## Work order
In the listing below, how many lines contain the word "this"? Answer with the number alone.
§
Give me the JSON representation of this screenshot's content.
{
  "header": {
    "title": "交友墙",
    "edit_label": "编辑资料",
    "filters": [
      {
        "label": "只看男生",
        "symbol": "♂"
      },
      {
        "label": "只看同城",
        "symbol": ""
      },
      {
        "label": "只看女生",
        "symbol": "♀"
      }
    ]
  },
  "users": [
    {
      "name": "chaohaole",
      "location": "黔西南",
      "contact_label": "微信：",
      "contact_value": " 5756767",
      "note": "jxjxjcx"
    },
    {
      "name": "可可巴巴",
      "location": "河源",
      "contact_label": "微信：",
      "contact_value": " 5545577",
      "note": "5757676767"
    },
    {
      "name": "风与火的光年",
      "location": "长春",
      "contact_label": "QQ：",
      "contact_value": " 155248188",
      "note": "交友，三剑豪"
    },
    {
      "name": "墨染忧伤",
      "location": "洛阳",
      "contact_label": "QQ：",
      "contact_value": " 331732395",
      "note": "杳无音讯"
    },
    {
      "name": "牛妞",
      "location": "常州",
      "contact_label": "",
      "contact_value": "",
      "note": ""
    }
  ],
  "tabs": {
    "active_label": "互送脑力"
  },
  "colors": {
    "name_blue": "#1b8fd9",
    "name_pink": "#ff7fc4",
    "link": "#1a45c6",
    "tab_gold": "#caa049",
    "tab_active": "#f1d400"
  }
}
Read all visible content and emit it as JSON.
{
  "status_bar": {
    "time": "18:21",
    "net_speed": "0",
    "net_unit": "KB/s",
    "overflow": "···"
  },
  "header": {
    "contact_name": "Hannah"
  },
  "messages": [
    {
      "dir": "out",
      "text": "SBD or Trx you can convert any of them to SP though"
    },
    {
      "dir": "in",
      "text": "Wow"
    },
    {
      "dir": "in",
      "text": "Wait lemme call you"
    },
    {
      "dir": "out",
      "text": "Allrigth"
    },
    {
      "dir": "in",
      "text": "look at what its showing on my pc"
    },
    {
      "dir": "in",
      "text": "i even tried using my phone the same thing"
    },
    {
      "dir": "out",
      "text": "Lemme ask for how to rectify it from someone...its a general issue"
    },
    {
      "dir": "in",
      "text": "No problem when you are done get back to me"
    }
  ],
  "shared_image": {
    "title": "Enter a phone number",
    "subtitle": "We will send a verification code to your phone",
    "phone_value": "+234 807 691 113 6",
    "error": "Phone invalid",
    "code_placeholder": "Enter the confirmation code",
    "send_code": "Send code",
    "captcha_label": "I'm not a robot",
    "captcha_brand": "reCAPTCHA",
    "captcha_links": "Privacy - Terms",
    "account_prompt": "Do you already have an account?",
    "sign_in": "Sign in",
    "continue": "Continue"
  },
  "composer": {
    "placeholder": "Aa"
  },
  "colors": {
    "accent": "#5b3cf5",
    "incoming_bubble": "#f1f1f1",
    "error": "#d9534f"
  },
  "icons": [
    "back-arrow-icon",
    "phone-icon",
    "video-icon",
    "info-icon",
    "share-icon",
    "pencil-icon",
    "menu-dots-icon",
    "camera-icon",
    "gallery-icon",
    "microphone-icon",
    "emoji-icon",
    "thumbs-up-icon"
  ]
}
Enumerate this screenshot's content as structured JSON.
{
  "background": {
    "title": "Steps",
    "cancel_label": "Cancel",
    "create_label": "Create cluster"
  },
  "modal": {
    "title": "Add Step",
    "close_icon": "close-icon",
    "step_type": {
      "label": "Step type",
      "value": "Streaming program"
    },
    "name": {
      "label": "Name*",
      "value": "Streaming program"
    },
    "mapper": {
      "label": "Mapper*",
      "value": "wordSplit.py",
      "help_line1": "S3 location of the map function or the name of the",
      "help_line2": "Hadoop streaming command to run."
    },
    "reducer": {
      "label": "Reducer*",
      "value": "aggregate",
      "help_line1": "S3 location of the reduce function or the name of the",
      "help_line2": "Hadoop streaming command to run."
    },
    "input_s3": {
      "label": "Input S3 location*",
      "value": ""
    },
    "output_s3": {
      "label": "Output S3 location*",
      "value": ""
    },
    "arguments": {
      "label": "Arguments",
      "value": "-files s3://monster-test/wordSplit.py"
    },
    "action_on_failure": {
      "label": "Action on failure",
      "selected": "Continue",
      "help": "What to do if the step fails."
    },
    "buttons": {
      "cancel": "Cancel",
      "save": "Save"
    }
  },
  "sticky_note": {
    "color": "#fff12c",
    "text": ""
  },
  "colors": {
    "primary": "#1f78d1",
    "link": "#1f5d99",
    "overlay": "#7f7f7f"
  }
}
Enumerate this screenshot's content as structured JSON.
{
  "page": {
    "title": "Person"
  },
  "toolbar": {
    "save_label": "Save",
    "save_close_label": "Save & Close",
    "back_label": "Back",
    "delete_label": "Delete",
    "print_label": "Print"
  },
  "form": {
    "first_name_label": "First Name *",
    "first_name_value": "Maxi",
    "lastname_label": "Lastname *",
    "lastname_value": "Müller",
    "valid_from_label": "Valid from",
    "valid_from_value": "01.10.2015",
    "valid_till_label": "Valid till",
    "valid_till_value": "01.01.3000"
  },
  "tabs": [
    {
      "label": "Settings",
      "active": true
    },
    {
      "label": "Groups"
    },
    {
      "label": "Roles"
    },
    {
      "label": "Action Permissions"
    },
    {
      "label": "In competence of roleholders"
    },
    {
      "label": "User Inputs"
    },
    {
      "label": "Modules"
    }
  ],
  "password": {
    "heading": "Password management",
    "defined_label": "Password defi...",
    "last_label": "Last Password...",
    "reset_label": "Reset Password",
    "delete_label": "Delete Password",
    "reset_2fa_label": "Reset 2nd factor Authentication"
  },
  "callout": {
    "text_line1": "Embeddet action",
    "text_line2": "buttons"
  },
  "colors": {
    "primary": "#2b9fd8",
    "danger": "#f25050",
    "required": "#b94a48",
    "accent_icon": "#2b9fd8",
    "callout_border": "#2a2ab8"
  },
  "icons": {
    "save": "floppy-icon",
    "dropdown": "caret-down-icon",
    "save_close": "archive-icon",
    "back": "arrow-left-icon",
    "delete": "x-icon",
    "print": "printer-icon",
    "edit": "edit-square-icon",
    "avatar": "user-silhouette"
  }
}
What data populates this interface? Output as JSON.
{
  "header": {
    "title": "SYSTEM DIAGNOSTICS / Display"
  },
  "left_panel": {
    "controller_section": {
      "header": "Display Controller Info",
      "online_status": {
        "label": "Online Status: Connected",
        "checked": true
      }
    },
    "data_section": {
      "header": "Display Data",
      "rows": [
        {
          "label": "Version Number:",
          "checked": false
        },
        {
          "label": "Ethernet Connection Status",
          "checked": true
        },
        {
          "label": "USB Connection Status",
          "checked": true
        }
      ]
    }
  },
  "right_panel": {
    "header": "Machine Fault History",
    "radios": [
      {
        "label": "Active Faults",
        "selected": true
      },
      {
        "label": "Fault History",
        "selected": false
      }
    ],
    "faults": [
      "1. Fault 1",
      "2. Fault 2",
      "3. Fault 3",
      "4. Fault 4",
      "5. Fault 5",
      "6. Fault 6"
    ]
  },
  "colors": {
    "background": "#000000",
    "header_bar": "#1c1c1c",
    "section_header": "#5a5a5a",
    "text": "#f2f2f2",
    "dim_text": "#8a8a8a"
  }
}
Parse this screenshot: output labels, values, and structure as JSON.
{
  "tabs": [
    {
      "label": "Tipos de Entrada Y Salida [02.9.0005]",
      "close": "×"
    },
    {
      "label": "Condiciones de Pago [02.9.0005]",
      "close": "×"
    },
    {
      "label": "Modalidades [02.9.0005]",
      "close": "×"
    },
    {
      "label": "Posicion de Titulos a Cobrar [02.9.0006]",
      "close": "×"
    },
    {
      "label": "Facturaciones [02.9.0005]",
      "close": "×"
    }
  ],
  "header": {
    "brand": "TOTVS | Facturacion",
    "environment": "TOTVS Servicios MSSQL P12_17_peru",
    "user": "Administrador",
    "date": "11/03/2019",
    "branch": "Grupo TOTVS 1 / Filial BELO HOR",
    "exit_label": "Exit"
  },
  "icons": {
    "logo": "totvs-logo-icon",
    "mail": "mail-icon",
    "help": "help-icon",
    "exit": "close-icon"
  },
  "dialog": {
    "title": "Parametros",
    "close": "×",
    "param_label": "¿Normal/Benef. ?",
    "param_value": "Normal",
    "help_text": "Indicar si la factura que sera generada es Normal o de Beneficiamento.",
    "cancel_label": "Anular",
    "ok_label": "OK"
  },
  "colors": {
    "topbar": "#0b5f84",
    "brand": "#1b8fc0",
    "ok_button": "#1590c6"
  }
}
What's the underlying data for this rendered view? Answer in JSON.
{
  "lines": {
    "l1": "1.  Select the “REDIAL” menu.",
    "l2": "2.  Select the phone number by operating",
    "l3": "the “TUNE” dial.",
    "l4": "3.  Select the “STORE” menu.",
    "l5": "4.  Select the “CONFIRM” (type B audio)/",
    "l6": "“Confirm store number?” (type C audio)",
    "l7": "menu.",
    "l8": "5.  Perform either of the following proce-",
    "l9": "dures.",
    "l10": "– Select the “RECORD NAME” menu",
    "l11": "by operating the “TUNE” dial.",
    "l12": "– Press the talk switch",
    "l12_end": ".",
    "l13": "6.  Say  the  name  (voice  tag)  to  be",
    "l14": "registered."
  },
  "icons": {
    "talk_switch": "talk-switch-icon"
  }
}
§
## Result
6